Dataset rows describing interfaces

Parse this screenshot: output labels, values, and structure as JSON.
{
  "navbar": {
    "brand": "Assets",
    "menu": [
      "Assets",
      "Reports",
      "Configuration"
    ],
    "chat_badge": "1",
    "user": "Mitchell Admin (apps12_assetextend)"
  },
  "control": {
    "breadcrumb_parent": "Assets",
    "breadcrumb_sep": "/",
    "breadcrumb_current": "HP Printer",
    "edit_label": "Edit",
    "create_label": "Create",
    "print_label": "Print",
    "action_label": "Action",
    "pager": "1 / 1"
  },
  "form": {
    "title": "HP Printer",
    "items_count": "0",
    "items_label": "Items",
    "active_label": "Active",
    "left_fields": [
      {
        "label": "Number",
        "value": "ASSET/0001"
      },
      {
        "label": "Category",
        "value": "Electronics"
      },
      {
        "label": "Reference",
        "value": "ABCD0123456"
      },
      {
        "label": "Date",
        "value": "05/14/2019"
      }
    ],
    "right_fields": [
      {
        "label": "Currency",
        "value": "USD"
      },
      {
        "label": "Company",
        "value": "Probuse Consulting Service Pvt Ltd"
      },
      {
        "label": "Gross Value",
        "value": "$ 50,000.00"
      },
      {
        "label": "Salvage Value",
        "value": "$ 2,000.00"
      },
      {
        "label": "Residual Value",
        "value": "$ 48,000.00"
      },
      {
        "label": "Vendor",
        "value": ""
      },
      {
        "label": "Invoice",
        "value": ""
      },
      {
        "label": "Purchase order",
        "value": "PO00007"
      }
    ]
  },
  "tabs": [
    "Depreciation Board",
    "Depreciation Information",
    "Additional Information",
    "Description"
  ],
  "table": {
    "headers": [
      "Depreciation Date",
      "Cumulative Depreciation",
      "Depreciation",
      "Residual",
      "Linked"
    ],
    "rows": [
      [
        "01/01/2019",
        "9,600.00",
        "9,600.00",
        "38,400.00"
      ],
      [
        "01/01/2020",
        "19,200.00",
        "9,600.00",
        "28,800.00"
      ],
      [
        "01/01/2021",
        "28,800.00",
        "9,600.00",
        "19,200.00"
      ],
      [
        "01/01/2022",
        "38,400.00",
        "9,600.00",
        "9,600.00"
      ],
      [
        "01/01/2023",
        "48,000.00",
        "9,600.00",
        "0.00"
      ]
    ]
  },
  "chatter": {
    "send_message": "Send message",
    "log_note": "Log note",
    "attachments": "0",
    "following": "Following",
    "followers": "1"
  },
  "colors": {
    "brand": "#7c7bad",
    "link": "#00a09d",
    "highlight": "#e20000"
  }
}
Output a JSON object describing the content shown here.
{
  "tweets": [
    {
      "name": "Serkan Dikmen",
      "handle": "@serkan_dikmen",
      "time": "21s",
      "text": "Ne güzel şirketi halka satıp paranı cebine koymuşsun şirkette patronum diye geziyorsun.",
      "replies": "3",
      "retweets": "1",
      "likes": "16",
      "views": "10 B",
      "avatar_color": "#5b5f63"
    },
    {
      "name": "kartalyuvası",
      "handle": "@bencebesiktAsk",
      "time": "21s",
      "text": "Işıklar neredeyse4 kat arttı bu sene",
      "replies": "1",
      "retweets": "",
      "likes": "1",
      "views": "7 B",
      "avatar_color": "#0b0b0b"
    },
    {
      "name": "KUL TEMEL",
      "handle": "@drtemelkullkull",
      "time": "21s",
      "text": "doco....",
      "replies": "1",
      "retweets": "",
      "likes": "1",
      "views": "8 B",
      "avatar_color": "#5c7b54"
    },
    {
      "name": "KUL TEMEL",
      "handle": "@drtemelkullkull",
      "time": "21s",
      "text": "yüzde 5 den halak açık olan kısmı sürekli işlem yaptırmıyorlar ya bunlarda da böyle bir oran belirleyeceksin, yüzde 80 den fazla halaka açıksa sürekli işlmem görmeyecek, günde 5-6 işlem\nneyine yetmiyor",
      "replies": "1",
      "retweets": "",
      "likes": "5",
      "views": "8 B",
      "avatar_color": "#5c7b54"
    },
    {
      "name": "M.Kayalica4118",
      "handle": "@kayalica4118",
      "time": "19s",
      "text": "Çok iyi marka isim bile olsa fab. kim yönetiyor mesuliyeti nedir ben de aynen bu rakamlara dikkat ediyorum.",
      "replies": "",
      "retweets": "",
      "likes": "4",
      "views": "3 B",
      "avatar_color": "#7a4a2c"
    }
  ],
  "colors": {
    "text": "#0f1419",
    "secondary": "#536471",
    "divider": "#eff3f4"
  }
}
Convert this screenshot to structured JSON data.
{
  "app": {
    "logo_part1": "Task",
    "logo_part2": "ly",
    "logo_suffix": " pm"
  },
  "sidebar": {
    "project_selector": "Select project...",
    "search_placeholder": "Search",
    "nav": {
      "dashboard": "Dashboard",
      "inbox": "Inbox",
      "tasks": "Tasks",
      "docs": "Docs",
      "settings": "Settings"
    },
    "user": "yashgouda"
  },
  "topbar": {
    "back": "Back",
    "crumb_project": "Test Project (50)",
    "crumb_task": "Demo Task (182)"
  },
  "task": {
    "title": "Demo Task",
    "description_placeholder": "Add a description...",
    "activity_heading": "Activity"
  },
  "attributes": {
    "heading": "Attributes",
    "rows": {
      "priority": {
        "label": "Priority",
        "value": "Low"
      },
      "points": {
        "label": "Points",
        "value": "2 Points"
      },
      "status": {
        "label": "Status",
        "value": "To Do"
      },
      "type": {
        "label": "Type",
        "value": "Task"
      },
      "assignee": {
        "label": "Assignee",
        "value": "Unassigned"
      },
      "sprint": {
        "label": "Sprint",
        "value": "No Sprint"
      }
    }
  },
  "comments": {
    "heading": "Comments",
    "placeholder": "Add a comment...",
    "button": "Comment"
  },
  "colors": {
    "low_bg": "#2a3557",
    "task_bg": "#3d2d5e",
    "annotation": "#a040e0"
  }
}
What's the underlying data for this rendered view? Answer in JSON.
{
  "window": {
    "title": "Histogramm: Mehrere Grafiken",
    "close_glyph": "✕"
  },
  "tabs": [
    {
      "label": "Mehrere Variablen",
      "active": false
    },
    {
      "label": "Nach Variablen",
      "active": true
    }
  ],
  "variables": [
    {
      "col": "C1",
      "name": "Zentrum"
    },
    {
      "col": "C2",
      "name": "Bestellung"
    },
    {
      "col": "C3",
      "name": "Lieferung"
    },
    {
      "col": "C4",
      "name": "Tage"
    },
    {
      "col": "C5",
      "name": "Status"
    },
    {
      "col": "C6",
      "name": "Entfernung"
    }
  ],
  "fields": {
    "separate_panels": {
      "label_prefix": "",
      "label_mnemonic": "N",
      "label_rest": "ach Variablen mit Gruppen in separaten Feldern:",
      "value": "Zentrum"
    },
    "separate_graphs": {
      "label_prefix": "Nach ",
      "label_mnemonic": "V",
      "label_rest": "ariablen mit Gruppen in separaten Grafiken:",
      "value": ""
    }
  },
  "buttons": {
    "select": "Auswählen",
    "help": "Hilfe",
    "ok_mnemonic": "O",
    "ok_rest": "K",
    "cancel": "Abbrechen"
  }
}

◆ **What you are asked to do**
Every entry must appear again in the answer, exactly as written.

◆ **Solution to the exercise**
Parse this screenshot: output labels, values, and structure as JSON.
{
  "navbar": {
    "brand": "Assets",
    "menu": [
      "Assets",
      "Reports",
      "Configuration"
    ],
    "chat_badge": "1",
    "user": "Mitchell Admin (apps12_assetextend)"
  },
  "control": {
    "breadcrumb_parent": "Assets",
    "breadcrumb_sep": "/",
    "breadcrumb_current": "HP Printer",
    "edit_label": "Edit",
    "create_label": "Create",
    "print_label": "Print",
    "action_label": "Action",
    "pager": "1 / 1"
  },
  "form": {
    "title": "HP Printer",
    "items_count": "0",
    "items_label": "Items",
    "active_label": "Active",
    "left_fields": [
      {
        "label": "Number",
        "value": "ASSET/0001"
      },
      {
        "label": "Category",
        "value": "Electronics"
      },
      {
        "label": "Reference",
        "value": "ABCD0123456"
      },
      {
        "label": "Date",
        "value": "05/14/2019"
      }
    ],
    "right_fields": [
      {
        "label": "Currency",
        "value": "USD"
      },
      {
        "label": "Company",
        "value": "Probuse Consulting Service Pvt Ltd"
      },
      {
        "label": "Gross Value",
        "value": "$ 50,000.00"
      },
      {
        "label": "Salvage Value",
        "value": "$ 2,000.00"
      },
      {
        "label": "Residual Value",
        "value": "$ 48,000.00"
      },
      {
        "label": "Vendor",
        "value": ""
      },
      {
        "label": "Invoice",
        "value": ""
      },
      {
        "label": "Purchase order",
        "value": "PO00007"
      }
    ]
  },
  "tabs": [
    "Depreciation Board",
    "Depreciation Information",
    "Additional Information",
    "Description"
  ],
  "table": {
    "headers": [
      "Depreciation Date",
      "Cumulative Depreciation",
      "Depreciation",
      "Residual",
      "Linked"
    ],
    "rows": [
      [
        "01/01/2019",
        "9,600.00",
        "9,600.00",
        "38,400.00"
      ],
      [
        "01/01/2020",
        "19,200.00",
        "9,600.00",
        "28,800.00"
      ],
      [
        "01/01/2021",
        "28,800.00",
        "9,600.00",
        "19,200.00"
      ],
      [
        "01/01/2022",
        "38,400.00",
        "9,600.00",
        "9,600.00"
      ],
      [
        "01/01/2023",
        "48,000.00",
        "9,600.00",
        "0.00"
      ]
    ]
  },
  "chatter": {
    "send_message": "Send message",
    "log_note": "Log note",
    "attachments": "0",
    "following": "Following",
    "followers": "1"
  },
  "colors": {
    "brand": "#7c7bad",
    "link": "#00a09d",
    "highlight": "#e20000"
  }
}
Output a JSON object describing the content shown here.
{
  "tweets": [
    {
      "name": "Serkan Dikmen",
      "handle": "@serkan_dikmen",
      "time": "21s",
      "text": "Ne güzel şirketi halka satıp paranı cebine koymuşsun şirkette patronum diye geziyorsun.",
      "replies": "3",
      "retweets": "1",
      "likes": "16",
      "views": "10 B",
      "avatar_color": "#5b5f63"
    },
    {
      "name": "kartalyuvası",
      "handle": "@bencebesiktAsk",
      "time": "21s",
      "text": "Işıklar neredeyse4 kat arttı bu sene",
      "replies": "1",
      "retweets": "",
      "likes": "1",
      "views": "7 B",
      "avatar_color": "#0b0b0b"
    },
    {
      "name": "KUL TEMEL",
      "handle": "@drtemelkullkull",
      "time": "21s",
      "text": "doco....",
      "replies": "1",
      "retweets": "",
      "likes": "1",
      "views": "8 B",
      "avatar_color": "#5c7b54"
    },
    {
      "name": "KUL TEMEL",
      "handle": "@drtemelkullkull",
      "time": "21s",
      "text": "yüzde 5 den halak açık olan kısmı sürekli işlem yaptırmıyorlar ya bunlarda da böyle bir oran belirleyeceksin, yüzde 80 den fazla halaka açıksa sürekli işlmem görmeyecek, günde 5-6 işlem\nneyine yetmiyor",
      "replies": "1",
      "retweets": "",
      "likes": "5",
      "views": "8 B",
      "avatar_color": "#5c7b54"
    },
    {
      "name": "M.Kayalica4118",
      "handle": "@kayalica4118",
      "time": "19s",
      "text": "Çok iyi marka isim bile olsa fab. kim yönetiyor mesuliyeti nedir ben de aynen bu rakamlara dikkat ediyorum.",
      "replies": "",
      "retweets": "",
      "likes": "4",
      "views": "3 B",
      "avatar_color": "#7a4a2c"
    }
  ],
  "colors": {
    "text": "#0f1419",
    "secondary": "#536471",
    "divider": "#eff3f4"
  }
}
Convert this screenshot to structured JSON data.
{
  "app": {
    "logo_part1": "Task",
    "logo_part2": "ly",
    "logo_suffix": " pm"
  },
  "sidebar": {
    "project_selector": "Select project...",
    "search_placeholder": "Search",
    "nav": {
      "dashboard": "Dashboard",
      "inbox": "Inbox",
      "tasks": "Tasks",
      "docs": "Docs",
      "settings": "Settings"
    },
    "user": "yashgouda"
  },
  "topbar": {
    "back": "Back",
    "crumb_project": "Test Project (50)",
    "crumb_task": "Demo Task (182)"
  },
  "task": {
    "title": "Demo Task",
    "description_placeholder": "Add a description...",
    "activity_heading": "Activity"
  },
  "attributes": {
    "heading": "Attributes",
    "rows": {
      "priority": {
        "label": "Priority",
        "value": "Low"
      },
      "points": {
        "label": "Points",
        "value": "2 Points"
      },
      "status": {
        "label": "Status",
        "value": "To Do"
      },
      "type": {
        "label": "Type",
        "value": "Task"
      },
      "assignee": {
        "label": "Assignee",
        "value": "Unassigned"
      },
      "sprint": {
        "label": "Sprint",
        "value": "No Sprint"
      }
    }
  },
  "comments": {
    "heading": "Comments",
    "placeholder": "Add a comment...",
    "button": "Comment"
  },
  "colors": {
    "low_bg": "#2a3557",
    "task_bg": "#3d2d5e",
    "annotation": "#a040e0"
  }
}
What's the underlying data for this rendered view? Answer in JSON.
{
  "window": {
    "title": "Histogramm: Mehrere Grafiken",
    "close_glyph": "✕"
  },
  "tabs": [
    {
      "label": "Mehrere Variablen",
      "active": false
    },
    {
      "label": "Nach Variablen",
      "active": true
    }
  ],
  "variables": [
    {
      "col": "C1",
      "name": "Zentrum"
    },
    {
      "col": "C2",
      "name": "Bestellung"
    },
    {
      "col": "C3",
      "name": "Lieferung"
    },
    {
      "col": "C4",
      "name": "Tage"
    },
    {
      "col": "C5",
      "name": "Status"
    },
    {
      "col": "C6",
      "name": "Entfernung"
    }
  ],
  "fields": {
    "separate_panels": {
      "label_prefix": "",
      "label_mnemonic": "N",
      "label_rest": "ach Variablen mit Gruppen in separaten Feldern:",
      "value": "Zentrum"
    },
    "separate_graphs": {
      "label_prefix": "Nach ",
      "label_mnemonic": "V",
      "label_rest": "ariablen mit Gruppen in separaten Grafiken:",
      "value": ""
    }
  },
  "buttons": {
    "select": "Auswählen",
    "help": "Hilfe",
    "ok_mnemonic": "O",
    "ok_rest": "K",
    "cancel": "Abbrechen"
  }
}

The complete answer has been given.